# EXERCISE GOAL
In the entries below, find every line with the string "Northface" and copy it.

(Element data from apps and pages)
---
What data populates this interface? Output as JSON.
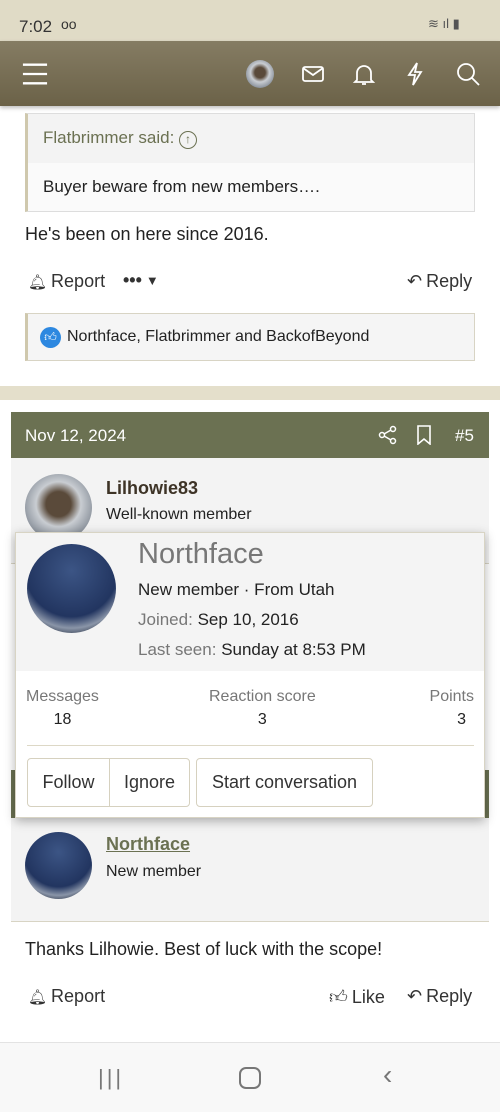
{
  "status": {
    "time": "7:02"
  },
  "header": {
    "icons": [
      "menu-icon",
      "avatar",
      "envelope-icon",
      "bell-icon",
      "bolt-icon",
      "search-icon"
    ]
  },
  "post4": {
    "quote_author": "Flatbrimmer said:",
    "quote_text": "Buyer beware from new members….",
    "body": "He's been on here since 2016.",
    "report": "Report",
    "reply": "Reply",
    "reactions": "Northface, Flatbrimmer and BackofBeyond"
  },
  "post5": {
    "date": "Nov 12, 2024",
    "number": "#5",
    "username": "Lilhowie83",
    "user_title": "Well-known member"
  },
  "popup": {
    "name": "Northface",
    "subtitle": "New member · From Utah",
    "joined_label": "Joined:",
    "joined": "Sep 10, 2016",
    "last_seen_label": "Last seen:",
    "last_seen": "Sunday at 8:53 PM",
    "stats": [
      {
        "label": "Messages",
        "value": "18"
      },
      {
        "label": "Reaction score",
        "value": "3"
      },
      {
        "label": "Points",
        "value": "3"
      }
    ],
    "follow": "Follow",
    "ignore": "Ignore",
    "start": "Start conversation"
  },
  "post6": {
    "username": "Northface",
    "user_title": "New member",
    "body": "Thanks Lilhowie. Best of luck with the scope!",
    "report": "Report",
    "like": "Like",
    "reply": "Reply"
  },
  "colors": {
    "header": "#766d54",
    "post_header": "#6b7152",
    "accent": "#6b7152"
  }
}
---
# SOLUTION BELOW
    "reactions": "Northface, Flatbrimmer and BackofBeyond"
    "name": "Northface",
    "username": "Northface",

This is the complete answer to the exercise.